*** Source data ***

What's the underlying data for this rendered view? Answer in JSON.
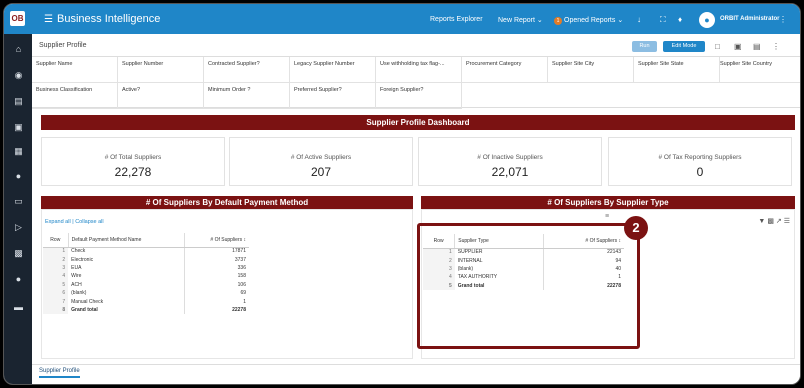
{
  "topbar": {
    "logo": "OB",
    "title": "Business Intelligence",
    "reports_explorer": "Reports Explorer",
    "new_report": "New Report",
    "opened_reports_count": "1",
    "opened_reports": "Opened Reports",
    "user_name": "ORBIT Administrator"
  },
  "page": {
    "breadcrumb": "Supplier Profile",
    "run_label": "Run",
    "edit_mode_label": "Edit Mode",
    "bottom_tab": "Supplier Profile"
  },
  "filters": [
    "Supplier Name",
    "Supplier Number",
    "Contracted Supplier?",
    "Legacy Supplier Number",
    "Use withholding tax flag-...",
    "Procurement Category",
    "Supplier Site City",
    "Supplier Site State",
    "Supplier Site Country",
    "Business Classification",
    "Active?",
    "Minimum Order ?",
    "Preferred Supplier?",
    "Foreign Supplier?"
  ],
  "dashboard": {
    "title": "Supplier Profile Dashboard",
    "kpis": [
      {
        "label": "# Of Total Suppliers",
        "value": "22,278"
      },
      {
        "label": "# Of Active Suppliers",
        "value": "207"
      },
      {
        "label": "# Of Inactive Suppliers",
        "value": "22,071"
      },
      {
        "label": "# Of Tax Reporting Suppliers",
        "value": "0"
      }
    ]
  },
  "payment_panel": {
    "title": "# Of Suppliers By Default Payment Method",
    "expand_all": "Expand all",
    "collapse_all": "Collapse all",
    "col_row": "Row",
    "col_name": "Default Payment Method Name",
    "col_count": "# Of Suppliers",
    "rows": [
      {
        "n": "1",
        "name": "Check",
        "count": "17871"
      },
      {
        "n": "2",
        "name": "Electronic",
        "count": "3737"
      },
      {
        "n": "3",
        "name": "EUA",
        "count": "336"
      },
      {
        "n": "4",
        "name": "Wire",
        "count": "158"
      },
      {
        "n": "5",
        "name": "ACH",
        "count": "106"
      },
      {
        "n": "6",
        "name": "(blank)",
        "count": "69"
      },
      {
        "n": "7",
        "name": "Manual Check",
        "count": "1"
      },
      {
        "n": "8",
        "name": "Grand total",
        "count": "22278"
      }
    ]
  },
  "type_panel": {
    "title": "# Of Suppliers By Supplier Type",
    "col_row": "Row",
    "col_name": "Supplier Type",
    "col_count": "# Of Suppliers",
    "rows": [
      {
        "n": "1",
        "name": "SUPPLIER",
        "count": "22143"
      },
      {
        "n": "2",
        "name": "INTERNAL",
        "count": "94"
      },
      {
        "n": "3",
        "name": "(blank)",
        "count": "40"
      },
      {
        "n": "4",
        "name": "TAX AUTHORITY",
        "count": "1"
      },
      {
        "n": "5",
        "name": "Grand total",
        "count": "22278"
      }
    ]
  },
  "step_marker": "2",
  "colors": {
    "brand_blue": "#1f86c8",
    "maroon": "#7b1212",
    "sidebar": "#1a2430"
  }
}
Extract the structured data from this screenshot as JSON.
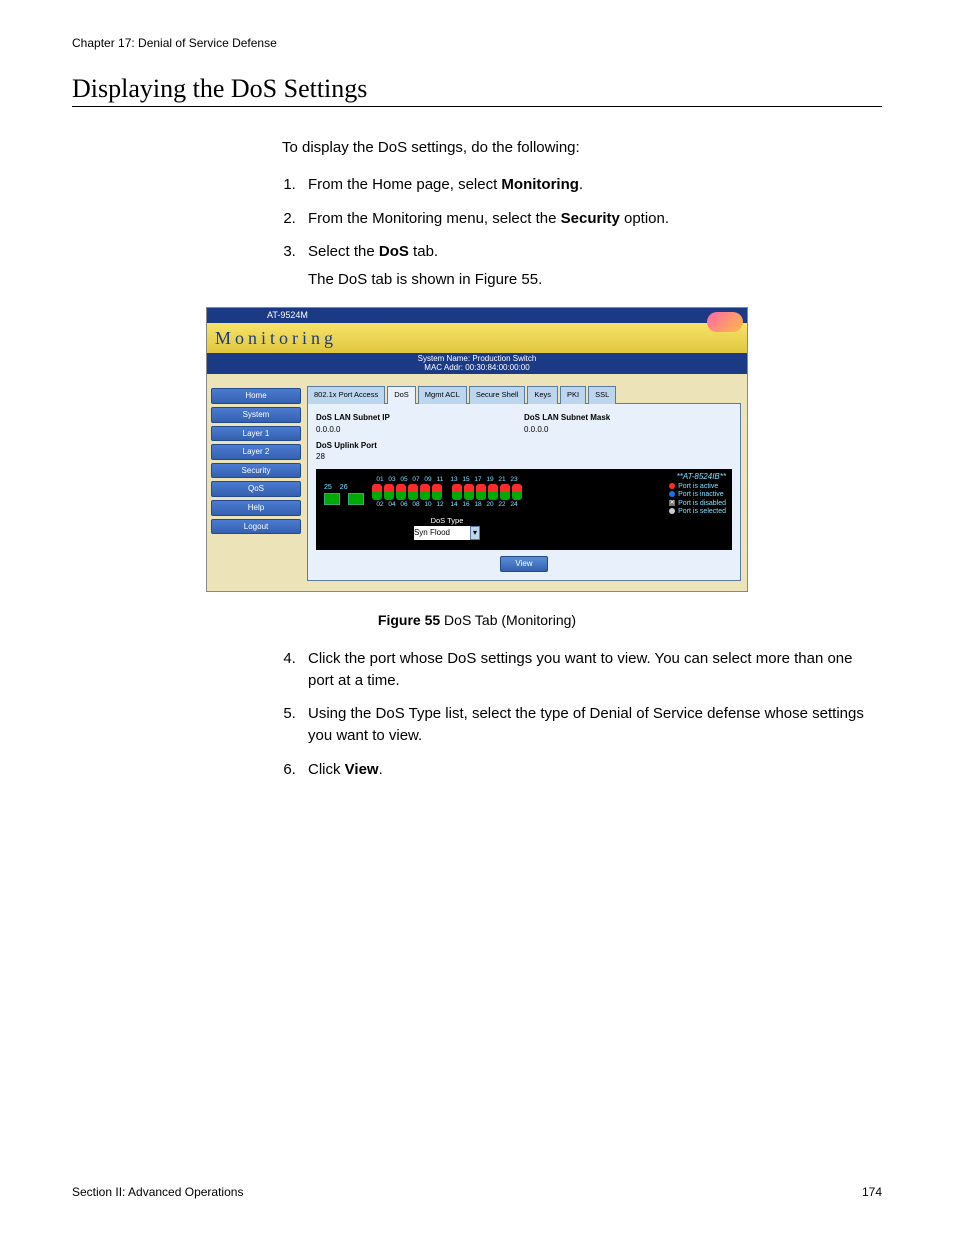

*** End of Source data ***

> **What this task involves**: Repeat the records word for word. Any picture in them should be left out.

> **Written response**:
What's the underlying data for this rendered view? Answer in JSON.
{
  "topbar": {
    "logo": "OB",
    "title": "Business Intelligence",
    "reports_explorer": "Reports Explorer",
    "new_report": "New Report",
    "opened_reports_count": "1",
    "opened_reports": "Opened Reports",
    "user_name": "ORBIT Administrator"
  },
  "page": {
    "breadcrumb": "Supplier Profile",
    "run_label": "Run",
    "edit_mode_label": "Edit Mode",
    "bottom_tab": "Supplier Profile"
  },
  "filters": [
    "Supplier Name",
    "Supplier Number",
    "Contracted Supplier?",
    "Legacy Supplier Number",
    "Use withholding tax flag-...",
    "Procurement Category",
    "Supplier Site City",
    "Supplier Site State",
    "Supplier Site Country",
    "Business Classification",
    "Active?",
    "Minimum Order ?",
    "Preferred Supplier?",
    "Foreign Supplier?"
  ],
  "dashboard": {
    "title": "Supplier Profile Dashboard",
    "kpis": [
      {
        "label": "# Of Total Suppliers",
        "value": "22,278"
      },
      {
        "label": "# Of Active Suppliers",
        "value": "207"
      },
      {
        "label": "# Of Inactive Suppliers",
        "value": "22,071"
      },
      {
        "label": "# Of Tax Reporting Suppliers",
        "value": "0"
      }
    ]
  },
  "payment_panel": {
    "title": "# Of Suppliers By Default Payment Method",
    "expand_all": "Expand all",
    "collapse_all": "Collapse all",
    "col_row": "Row",
    "col_name": "Default Payment Method Name",
    "col_count": "# Of Suppliers",
    "rows": [
      {
        "n": "1",
        "name": "Check",
        "count": "17871"
      },
      {
        "n": "2",
        "name": "Electronic",
        "count": "3737"
      },
      {
        "n": "3",
        "name": "EUA",
        "count": "336"
      },
      {
        "n": "4",
        "name": "Wire",
        "count": "158"
      },
      {
        "n": "5",
        "name": "ACH",
        "count": "106"
      },
      {
        "n": "6",
        "name": "(blank)",
        "count": "69"
      },
      {
        "n": "7",
        "name": "Manual Check",
        "count": "1"
      },
      {
        "n": "8",
        "name": "Grand total",
        "count": "22278"
      }
    ]
  },
  "type_panel": {
    "title": "# Of Suppliers By Supplier Type",
    "col_row": "Row",
    "col_name": "Supplier Type",
    "col_count": "# Of Suppliers",
    "rows": [
      {
        "n": "1",
        "name": "SUPPLIER",
        "count": "22143"
      },
      {
        "n": "2",
        "name": "INTERNAL",
        "count": "94"
      },
      {
        "n": "3",
        "name": "(blank)",
        "count": "40"
      },
      {
        "n": "4",
        "name": "TAX AUTHORITY",
        "count": "1"
      },
      {
        "n": "5",
        "name": "Grand total",
        "count": "22278"
      }
    ]
  },
  "step_marker": "2",
  "colors": {
    "brand_blue": "#1f86c8",
    "maroon": "#7b1212",
    "sidebar": "#1a2430"
  }
}
Extract the structured data from this screenshot as JSON.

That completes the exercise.